• Companies looking to expand their activities to the commodities exchange will have to register as separate entities, according to the Capital Market Authority.
• The companies to the exchange will also be limited to those with shareholders.
Companies looking to expand their activities to the commodities exchange will have to register as separate entities, according to the Capital Market Authority.
In the draft Capital Markets (Commodity Markets) Regulations, 2019, this trade regulation will also apply to Nairobi Stock Exchange which was recently granted approval to launch and operate a derivatives market.
“A securities exchange or derivatives exchange intending to operate a commodities exchange shall set up a separate legal entity to conduct the business of commodity exchange,” it added.
A commodities exchange is a market, where products especially agricultural products and other raw materials are traded.
Globally, most commodity markets traded include wheat, barley, sugar, maize, cotton, cocoa, coffee, milk products, pork bellies, oil and metals.
Trading may include futures contract offered under the derivatives market to protect sellers especially farmers from price fluctuations.
In this, for instance, a farmer may sell a futures contract for his maize still in the farm in a guarantee to get a price he will be paid when he delivers. An investor buys the contract on a guarantee that the price will not go up when it is delivered.
“It is a new market segment targeting players and will require a new and separate license,” CMA head of corporate communications Anthony Mwangi said.
Some of the institutions targeted in the market include banks which for a long time provided finance for companies wishing to produce and trade commodities.
However, in the new markets are expected to join in, offering their clients both broking and market-making services in markets.
This to allow producers or consumers of commodities to hedge their potential exposure to unexpected falls or rises in the price of a wide range of commodities.
In return, they gain interest other than equities.
However, the new regulations have set high propriety risks requiring the companies to have to liquidity valued at 50 per cent of total operating costs of the commodity exchange for the next one year period.
“A commodity exchange shall maintain, at all times, liquid net worth amounts of a type acceptable to the Authority, which shall be adequate in relation to the nature, size and complexity of the business of that commodity exchange to ensure that there are no significant risks that liabilities may not be met as they fall due."
“A commodity exchange shall, on a quarterly basis within 30 days after the end of every quarter, submit to the Authority an audited liquid net worth certificate from an auditor,” it added.
“These are just drafts still going through public participation. Once we close after 30 days, we will look at the comments and incorporated to law,” Mwangi said.
The companies to the exchange will also be limited to those with shareholders.
“In considering an application for a licence to operate a commodity exchange an applicant shall be required to be a company limited by shares and be demutualised,” it added.
The companies are expected to, deliver, manage various commodities traded, give and take-up transactions, position transfers, transaction separations, open or close transaction designations and adjustments and average pricing.
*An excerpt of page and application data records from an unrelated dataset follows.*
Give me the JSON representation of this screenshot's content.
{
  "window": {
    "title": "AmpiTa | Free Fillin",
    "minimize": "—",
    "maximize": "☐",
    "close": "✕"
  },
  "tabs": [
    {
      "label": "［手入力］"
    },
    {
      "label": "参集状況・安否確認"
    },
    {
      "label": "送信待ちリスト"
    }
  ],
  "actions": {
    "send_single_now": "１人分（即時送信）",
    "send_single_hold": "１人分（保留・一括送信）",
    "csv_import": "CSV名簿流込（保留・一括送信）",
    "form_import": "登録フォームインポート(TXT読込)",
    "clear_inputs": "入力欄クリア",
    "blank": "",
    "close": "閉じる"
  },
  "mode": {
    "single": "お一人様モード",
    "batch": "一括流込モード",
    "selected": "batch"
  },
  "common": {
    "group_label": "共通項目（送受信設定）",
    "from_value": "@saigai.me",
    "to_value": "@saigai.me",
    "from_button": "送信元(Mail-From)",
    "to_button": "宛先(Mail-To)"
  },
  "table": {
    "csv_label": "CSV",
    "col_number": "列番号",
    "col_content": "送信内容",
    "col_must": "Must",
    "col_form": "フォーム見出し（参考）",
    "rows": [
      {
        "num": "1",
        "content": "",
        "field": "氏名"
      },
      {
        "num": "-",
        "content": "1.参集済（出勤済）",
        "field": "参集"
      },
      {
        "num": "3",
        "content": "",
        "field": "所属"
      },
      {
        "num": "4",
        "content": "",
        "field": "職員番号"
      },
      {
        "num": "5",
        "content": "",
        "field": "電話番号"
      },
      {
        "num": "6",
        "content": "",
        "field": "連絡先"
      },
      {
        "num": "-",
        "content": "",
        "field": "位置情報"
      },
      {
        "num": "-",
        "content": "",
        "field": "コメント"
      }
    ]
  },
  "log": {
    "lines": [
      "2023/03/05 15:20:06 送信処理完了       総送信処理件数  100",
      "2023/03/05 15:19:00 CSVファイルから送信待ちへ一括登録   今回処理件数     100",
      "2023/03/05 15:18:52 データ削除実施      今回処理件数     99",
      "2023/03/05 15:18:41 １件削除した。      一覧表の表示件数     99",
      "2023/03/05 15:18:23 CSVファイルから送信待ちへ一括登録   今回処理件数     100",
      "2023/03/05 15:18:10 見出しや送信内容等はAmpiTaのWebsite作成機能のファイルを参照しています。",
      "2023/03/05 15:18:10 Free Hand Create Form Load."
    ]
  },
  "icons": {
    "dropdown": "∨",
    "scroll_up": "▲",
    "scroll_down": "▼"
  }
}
This is part of the regulations set to clear out brokers in the value chain who exploit farmers and remove the government the from market where it is forced to purchase for instance maize from farmers.
It comes ahead of the awaited Kenya National Multi Commodities Exchange (Komex) expected to be ready by December.
“The development of a regulatory framework for commodity exchanges will augment the government’s efforts on enhancing food security and making the commodities market competitive, improving efficiencies in the value chain and meeting international standards,” CMA added.